Therapeutic exercise can reduce pain and improve muscular strength, balance and range of motion.

One of the key therapies to improving low back pain has been shown to be movement. There are a lot of ideas about core exercises and low back pain, but the key seems to be applying some focused movement to your rehab.

Shoulders can have limited motion in which case we use certain exercises to help regain mobility. Shoulders are often unstable and need therapeutic exercises to retrain the muscles and nervous system to help stabilize the affected shoulder.

A key to a lot of low back and lower extremity problems are the hips. If our hips are tight they can cause the low back and sacroiliac (SI) joints to move more to make up for the loss of movement. This can lead to a host of repetitive injuries. Hips can be weak which can lead to problems in the knees when running.

SI joints can be restricted or hypermobile. If restricted we often use mobilization and manipulation therapies. However if they are hypermobile, which is often the case in chronic SI joint problems, then they need a focused stabilizing exercise program.

Sprained ankles often have ligament and proprioceptive nerve injuries. These often need help stabilizing the muscles and ligaments but also retraining the proprioceptive nerves.

Feet are often weak due to wearing shoes on hard surfaces. We can “wake up” the feet with barefoot exercises and gain a surprising amount of input, mobility and function.

The jaw (TMJ) has a large amount of nerve endings which can affect balance issues, neck tightness and painful jaw. There are certain maneuvers and exercises for the TMJ that can help TMJ syndrome problems.

The body does not develop repetitive stress syndromes or postural distortions in a single day. Thus, it takes educated, focused exercise and other therapies over the long term to help these conditions out.

One of our goals in providing exercise was to provide the adjunct of mobility, stability and strength after we worked on joint and muscle alignment. We found patients gained more benefit from their treatments, we could shorten treatment plan times from around 20 to 30 visits to 8 to 12, and patients were able to use the exercises later to help if their problem flared up.

Therapeutic exercises help patients have an active role in their own care.

There are many ways to describe physical rehabilitation including functional movement, corrective exercises, rehab exercises, e-cise, therapeutic movement, movement therapy, mechanotherapy and medicomechanical.
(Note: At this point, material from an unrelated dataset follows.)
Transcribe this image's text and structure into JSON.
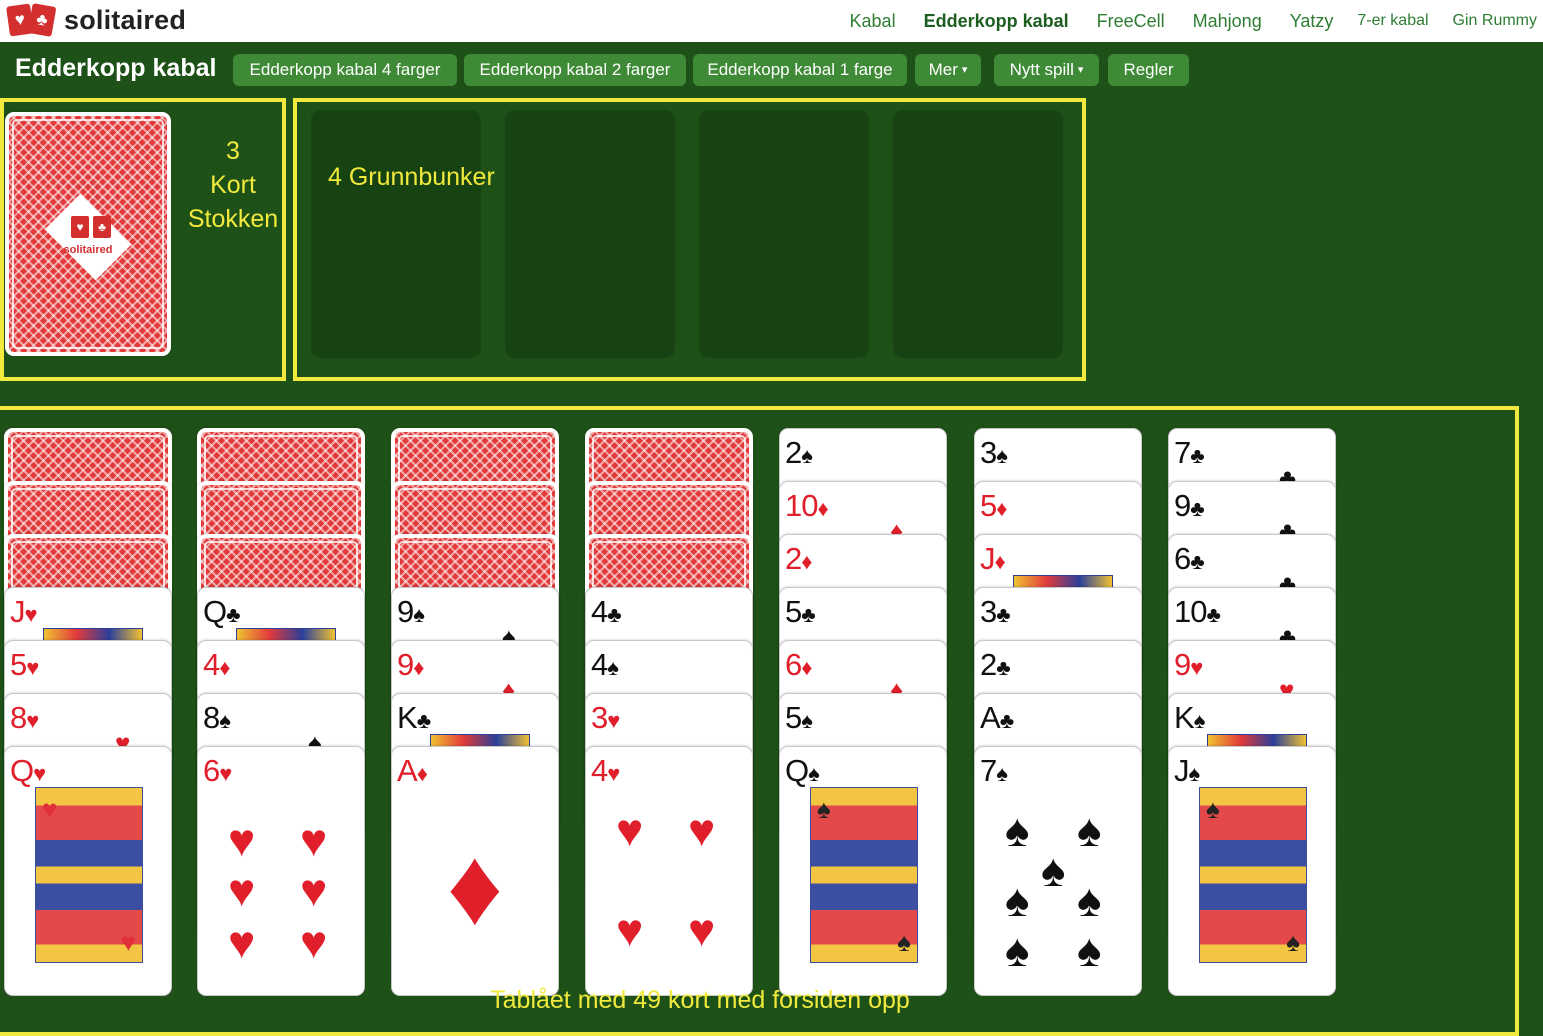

We have drawn on many ideas for our exercise therapy and are constantly adding to, developing new and altering previous exercises for focus on the particular patient and problem.

We have appreciated the ideas of Stuart McGill, Gray Cook, Gary Gray, Geoff Maitland, Brian Mulligan, Robin McKenzie, Vladimir Janda, Karel Lewit, Craig Liebensen, Pete Egoscue, Don Harrison, Prague school of Rehab, Ida Rolf, Ido Portal, Nick Tumminello, Kelly Starrett, Naudi Augilar, Bret Contreras, Rafe Kelley, CrossFit, MovNat, Darkside Strength, Juggernaut Training Systems, Breaking Muscle, Mark Cheng, Mike Reinold, Charlie Weingroff, Eric Cressey, Katy Bowman, Tom Myers, Jean-Pierre Barral, BKS Iyengar and many others.

Using therapeutic exercise is not new for treating multiple types of health conditions. Egypt, Greece, Rome, China, India and Japan, for example, developed different systems of movement for health benefits. Different individuals have developed other systems as time has gone on. Per Henrik Ling developed Swedish Medical Gymnastics, Joseph Pilates developed a system of physical fitness called Contrology, Rudolf von Laban developed a dance methodology, Irmgard Bartenieff advanced this dance methodology with a rehab background, BJ Palmer experimented with exercise equipment at his chiropractic school, Florence Kendall advanced physical therapy, Frederick Alexander developed posture exercises for actors and singers, Moshe Feldenkrais contributed slow controlled movement exercises, BKS Iyengar systemized yoga, Pete Egoscue developed new ideas in rehab and Vladimir Janda greatly advanced balance rehab, Karel Lewit enabled further work from manual therapy and Jack LaLanne popularized fitness.

Dr Michael Van Antwerp is a Certified Strength and Conditioning Specialist. Dr John Keefe, IV has had training in FMS and SFMA with application of therapeutic exercises.